An LQ9 engine is built with the capacity to handle more than 1,000 horsepower (HP). The same is true for the LQ4. These Gen. III small block engines were equipped with the horsepower and torque levels necessary for GM’s trucks, SUVs, and vans. Yet they also had the capacity to handle more power output stretch.
However, the LQ9 was designed to offer a superior horsepower output than its LQ4 brother. This is due to the kind of pistons at work in the LQ9.
The components made a whole lot of difference between the 1999 LQ and the 2002 LQ9. If you have an LQ9 and you desire more power output, stretching it out up to 1,000 HP is definitely possible.
Q: How much horsepower does an LQ9 6.0 have?
The 3rd generation LQ9 6.0L engine is endowed with a whopping 345 horsepower and 380 ft-lbs torque output levels, respectively.
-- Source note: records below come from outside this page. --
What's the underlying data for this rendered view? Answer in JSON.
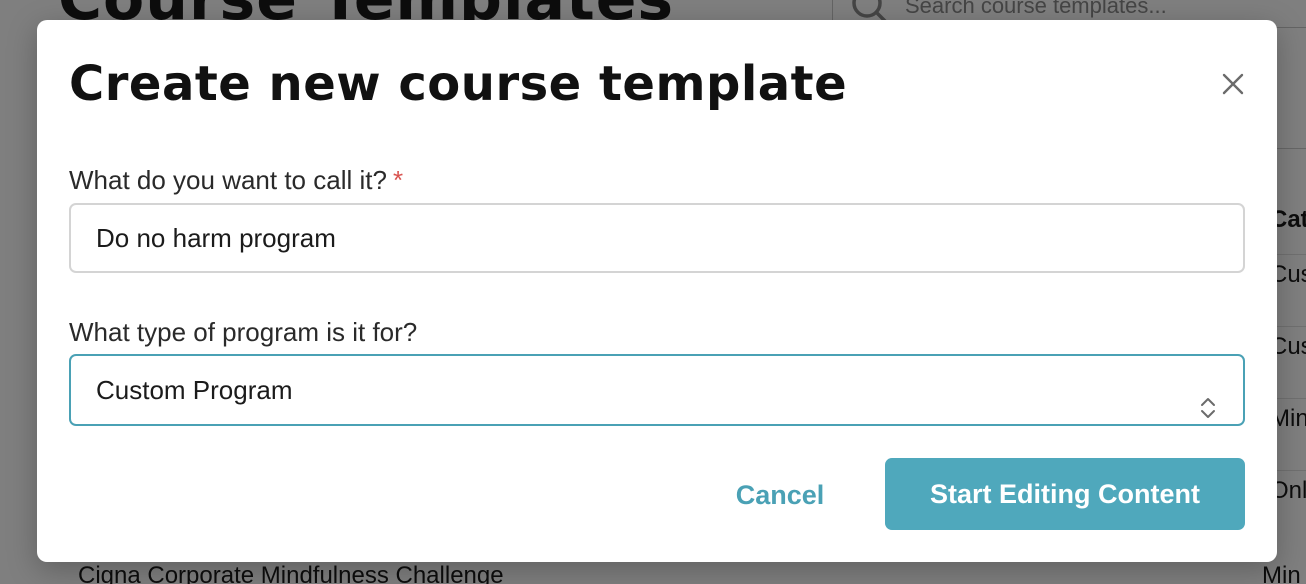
{
  "background": {
    "page_title": "Course Templates",
    "search_placeholder": "Search course templates...",
    "column_cells": [
      "Cat",
      "Cus",
      "Cus",
      "Min",
      "Onl"
    ],
    "bottom_row_name": "Cigna Corporate Mindfulness Challenge",
    "bottom_row_category": "Min"
  },
  "modal": {
    "title": "Create new course template",
    "close_icon": "close-icon",
    "name_field": {
      "label": "What do you want to call it?",
      "required_mark": "*",
      "value": "Do no harm program"
    },
    "type_field": {
      "label": "What type of program is it for?",
      "value": "Custom Program",
      "icon": "chevron-up-down-icon"
    },
    "cancel_label": "Cancel",
    "submit_label": "Start Editing Content"
  },
  "colors": {
    "accent": "#4fa8bc",
    "required": "#d9534f",
    "overlay": "rgba(0,0,0,0.5)"
  }
}
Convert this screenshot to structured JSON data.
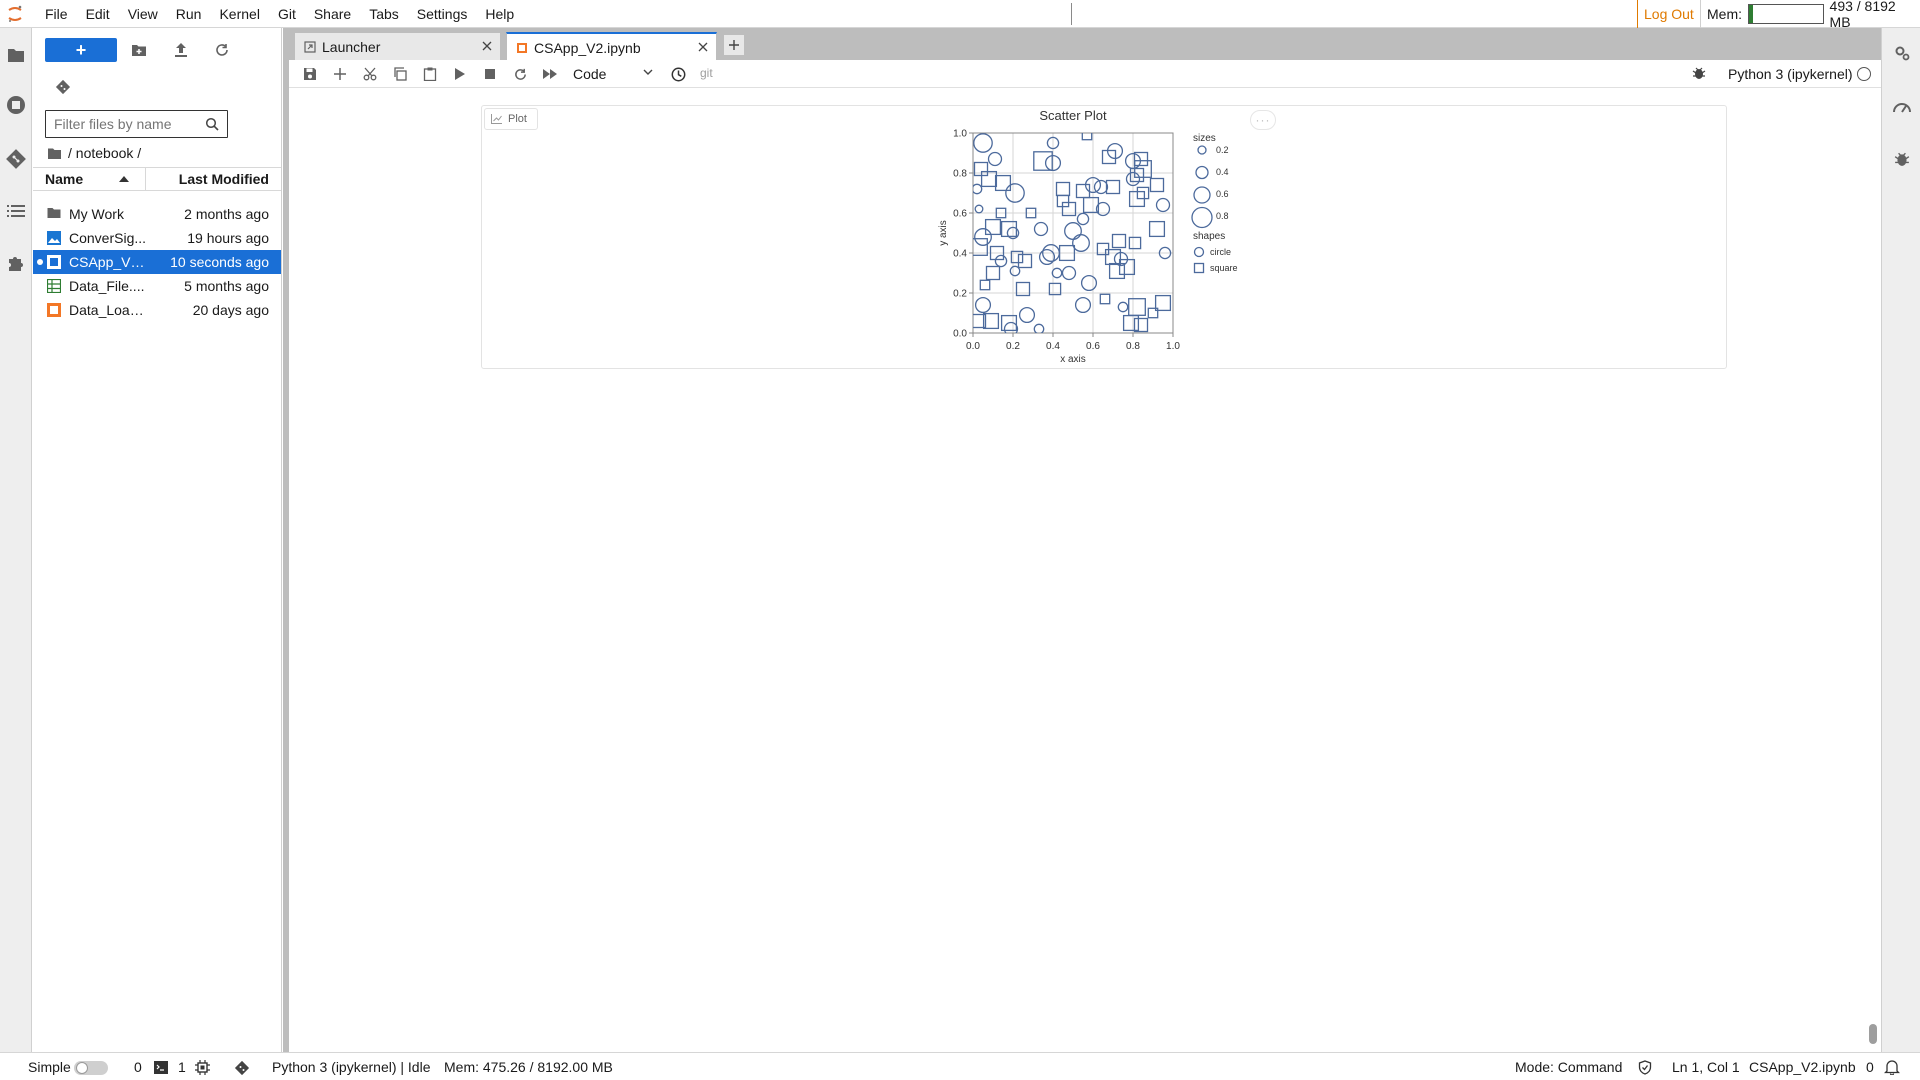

Its flat top piston design made a remarkable difference between the LQ4 and the LQ9.
The result of the advancement in building the LQ9 introduced a superior compression ratio, horsepower, and torque output over the LQ4.
Therefore, if you’re contemplating between the LQ9 and the LQ4, the LQ9 horsepower is certainly an advantage that you should pay attention to in order to make the best decision.
Q: How much horsepower does an LQ4 6.0 have?
The 3rd generation LQ4 6.0L engine is built with 300 – 330 horsepower and 360 – 370 torque output levels, respectively. This was an amazing power output level for GM trucks, SUVs, and vans until the LQ9 showed up in 2002.
Nevertheless, the LQ4 still ranks within the recommended optimum horsepower level ideal for a vehicle. Meanwhile, the LQ4 horsepower can surge drastically up to 1,000 HP or more if you engage a turbo or nitrous.
Also, note that the boost would require a corresponding upgrade of specific components, including the headers, cold air intake kit, aftermarket exhaust, etc.
Differentiating between the LQ9 Vs. LQ4 3rd generation 6.OL engines is no doubt very tricky, especially only relying on their external features. Nonetheless, looking beyond what you see to x-raying some of the intangible features will be really helpful.
However, the difference in the horsepower, torque, and compression ratio is traceable to the varying piston designs. Therefore, the main difference between the LQ9 and LQ4 is the pistons. While the former comes with flat surface pistons, the latter is built with dished pistons.